With the growth in DVR usage and commercial skipping, marketers and advertisers have increasingly turned to alternatives to the 30-second spot, with product placement being a common option. Now Nielsen is reporting that product placement dropped a cumulative 15% in the first half of the year while showing a distinct shift – broadcast network placements were up 12%, but cable placements were down 20%.
I found the report interesting reading just from the data on the numbers of actual product placements. I was surprised by just how many placements there are. For example, in the first half of 2008 American Idol alone had 4,636 product placements, followed by Biggest Loser with 4,364. Coca-Cola was the top brand, with 2,990 placements. The market was bombarded with 204,919 product placements in just the first half of 2008. So if you thought there were a lot of products slipped into your shows, you’re right.
Not surprisingly, reality programing has the most product placements as its easier to work products in than it is in a scripted show. But with the deluge of reality shows clogging up the airwaves, there may be too many programs to go around. Audiences can only take so much, and with more shows on the air advertisers may not get as much of a concentration of viewers.

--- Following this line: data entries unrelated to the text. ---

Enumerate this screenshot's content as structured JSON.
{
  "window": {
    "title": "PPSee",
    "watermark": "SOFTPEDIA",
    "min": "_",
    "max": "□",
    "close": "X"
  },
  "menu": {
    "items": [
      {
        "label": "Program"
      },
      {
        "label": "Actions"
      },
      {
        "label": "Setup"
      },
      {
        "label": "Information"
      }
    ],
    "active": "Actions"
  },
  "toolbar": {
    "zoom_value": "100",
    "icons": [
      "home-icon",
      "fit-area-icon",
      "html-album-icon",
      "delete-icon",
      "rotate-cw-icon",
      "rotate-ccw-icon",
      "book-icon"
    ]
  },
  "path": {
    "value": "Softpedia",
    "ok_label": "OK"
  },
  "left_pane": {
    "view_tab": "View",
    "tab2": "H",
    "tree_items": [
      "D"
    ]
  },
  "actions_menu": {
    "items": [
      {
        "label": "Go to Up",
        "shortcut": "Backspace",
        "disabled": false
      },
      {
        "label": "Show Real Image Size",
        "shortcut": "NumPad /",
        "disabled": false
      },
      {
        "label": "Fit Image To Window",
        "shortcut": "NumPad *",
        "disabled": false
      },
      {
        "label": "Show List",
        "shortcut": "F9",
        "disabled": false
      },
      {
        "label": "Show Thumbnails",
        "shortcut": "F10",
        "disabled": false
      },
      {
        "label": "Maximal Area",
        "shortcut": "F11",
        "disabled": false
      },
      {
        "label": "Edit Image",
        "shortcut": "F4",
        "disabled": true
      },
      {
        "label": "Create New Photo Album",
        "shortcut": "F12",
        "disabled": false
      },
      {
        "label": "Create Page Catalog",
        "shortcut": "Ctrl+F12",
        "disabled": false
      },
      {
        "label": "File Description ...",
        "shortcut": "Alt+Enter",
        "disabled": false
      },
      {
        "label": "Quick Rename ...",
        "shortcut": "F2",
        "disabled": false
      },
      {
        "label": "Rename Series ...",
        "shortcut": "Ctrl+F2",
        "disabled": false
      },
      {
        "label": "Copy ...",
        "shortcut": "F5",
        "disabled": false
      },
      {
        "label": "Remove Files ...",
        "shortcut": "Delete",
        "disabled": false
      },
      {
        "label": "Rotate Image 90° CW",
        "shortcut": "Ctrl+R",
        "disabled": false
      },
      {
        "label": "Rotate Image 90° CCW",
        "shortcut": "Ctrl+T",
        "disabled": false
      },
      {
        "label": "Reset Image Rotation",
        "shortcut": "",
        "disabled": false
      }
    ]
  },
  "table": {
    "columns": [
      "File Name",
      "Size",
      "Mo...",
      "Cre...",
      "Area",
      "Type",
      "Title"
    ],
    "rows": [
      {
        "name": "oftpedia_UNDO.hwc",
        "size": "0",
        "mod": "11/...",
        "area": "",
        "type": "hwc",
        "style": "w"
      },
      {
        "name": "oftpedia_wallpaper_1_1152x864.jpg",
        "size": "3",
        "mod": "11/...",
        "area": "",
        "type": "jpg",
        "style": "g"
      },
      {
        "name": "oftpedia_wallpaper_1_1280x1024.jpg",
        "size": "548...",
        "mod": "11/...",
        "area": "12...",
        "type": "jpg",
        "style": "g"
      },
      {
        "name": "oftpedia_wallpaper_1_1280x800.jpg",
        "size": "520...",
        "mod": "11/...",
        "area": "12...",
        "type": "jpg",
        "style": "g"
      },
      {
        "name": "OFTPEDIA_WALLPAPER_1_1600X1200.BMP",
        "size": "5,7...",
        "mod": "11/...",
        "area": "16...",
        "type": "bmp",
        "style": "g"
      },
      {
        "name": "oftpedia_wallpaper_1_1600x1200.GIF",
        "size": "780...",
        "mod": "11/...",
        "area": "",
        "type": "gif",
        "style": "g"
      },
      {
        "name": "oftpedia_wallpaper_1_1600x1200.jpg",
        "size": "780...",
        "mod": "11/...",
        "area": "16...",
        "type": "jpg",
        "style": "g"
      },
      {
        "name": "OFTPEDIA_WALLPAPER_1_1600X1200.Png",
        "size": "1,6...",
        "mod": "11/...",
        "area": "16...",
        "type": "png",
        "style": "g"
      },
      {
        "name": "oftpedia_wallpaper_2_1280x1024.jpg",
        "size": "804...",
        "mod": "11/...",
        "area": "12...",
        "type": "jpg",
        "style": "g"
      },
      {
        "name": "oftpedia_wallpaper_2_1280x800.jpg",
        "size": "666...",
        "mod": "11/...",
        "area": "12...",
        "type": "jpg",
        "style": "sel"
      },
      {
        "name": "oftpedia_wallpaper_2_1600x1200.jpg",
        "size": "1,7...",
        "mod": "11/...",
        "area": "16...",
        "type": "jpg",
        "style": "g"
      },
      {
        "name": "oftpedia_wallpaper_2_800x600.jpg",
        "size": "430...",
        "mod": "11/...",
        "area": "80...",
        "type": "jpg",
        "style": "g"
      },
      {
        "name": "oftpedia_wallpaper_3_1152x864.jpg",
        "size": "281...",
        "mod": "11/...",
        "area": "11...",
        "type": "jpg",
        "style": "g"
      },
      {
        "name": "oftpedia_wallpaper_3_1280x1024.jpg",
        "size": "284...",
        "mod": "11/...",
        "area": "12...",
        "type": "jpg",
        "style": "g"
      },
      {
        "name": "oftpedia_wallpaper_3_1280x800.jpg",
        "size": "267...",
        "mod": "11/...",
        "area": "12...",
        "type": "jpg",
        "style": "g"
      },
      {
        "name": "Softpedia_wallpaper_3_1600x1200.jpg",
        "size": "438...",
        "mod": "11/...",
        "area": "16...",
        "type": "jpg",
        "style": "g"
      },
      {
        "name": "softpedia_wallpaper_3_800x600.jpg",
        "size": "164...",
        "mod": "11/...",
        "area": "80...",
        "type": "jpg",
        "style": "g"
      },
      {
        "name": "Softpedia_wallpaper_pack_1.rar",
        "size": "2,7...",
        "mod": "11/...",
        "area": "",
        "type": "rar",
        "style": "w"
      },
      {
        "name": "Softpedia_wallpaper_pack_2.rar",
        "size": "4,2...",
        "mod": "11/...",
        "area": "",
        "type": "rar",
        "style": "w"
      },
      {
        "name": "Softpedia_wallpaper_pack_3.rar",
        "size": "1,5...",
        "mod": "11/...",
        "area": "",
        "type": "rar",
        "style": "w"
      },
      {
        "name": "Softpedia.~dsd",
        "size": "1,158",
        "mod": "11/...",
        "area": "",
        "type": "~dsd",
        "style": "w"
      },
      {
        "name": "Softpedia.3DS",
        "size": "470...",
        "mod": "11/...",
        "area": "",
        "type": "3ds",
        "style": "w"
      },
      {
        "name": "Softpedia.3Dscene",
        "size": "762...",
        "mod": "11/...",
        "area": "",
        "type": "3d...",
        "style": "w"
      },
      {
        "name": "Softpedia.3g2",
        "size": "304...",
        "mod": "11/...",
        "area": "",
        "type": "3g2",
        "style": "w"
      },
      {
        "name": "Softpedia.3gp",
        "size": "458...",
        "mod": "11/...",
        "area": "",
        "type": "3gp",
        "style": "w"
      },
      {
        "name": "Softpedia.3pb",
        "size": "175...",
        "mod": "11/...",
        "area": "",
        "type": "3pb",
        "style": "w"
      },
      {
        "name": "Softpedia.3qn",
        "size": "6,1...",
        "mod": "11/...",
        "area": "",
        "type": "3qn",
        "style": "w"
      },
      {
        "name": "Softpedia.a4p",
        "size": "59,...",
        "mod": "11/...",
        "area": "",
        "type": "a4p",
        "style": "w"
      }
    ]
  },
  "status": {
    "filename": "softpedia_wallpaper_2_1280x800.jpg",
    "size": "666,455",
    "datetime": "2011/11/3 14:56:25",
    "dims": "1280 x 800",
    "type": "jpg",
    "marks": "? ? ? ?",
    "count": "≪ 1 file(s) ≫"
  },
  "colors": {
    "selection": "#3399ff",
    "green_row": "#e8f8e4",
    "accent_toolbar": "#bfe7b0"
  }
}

Personally I abhor most reality shows and do everything I can not to watch them. I guess I few shows I watch, like Iron Chef America, technically fall into the category though. But even avoiding the big reality shows, I’ve noticed a growing amount of product placement. One of the shows I enjoyed last season, The Big Bang Theory, had a lot of product placement worked into the program. Characters made very obvious use of Dell laptops, and one character works at The Cheesecake Factory, as is mentioned repeatedly. This season of Eureka is partly sponsored by Degree antiperspirant, which includes fairly intrusive, annoying product placement in the program itself. It is so clumsily handled that it’d be better if the characters just stopped and pitched the product for 30 seconds. It is annoying enough to make me want to never use the product.
I wonder if the increasing ‘in your face’ aspect of product placements is a symptom of the same saturation effect. It reminds me very much of web-based advertising, and how ads became increasingly aggressive with pop-ups, pop-unders, sound, animation, etc. Desperately trying to attract consumers, while in reality it was increasingly driving them away. Unfortunately I don’t expect an ad-blocker for product placements any time soon.
Spotted through Silicon Valley Insider.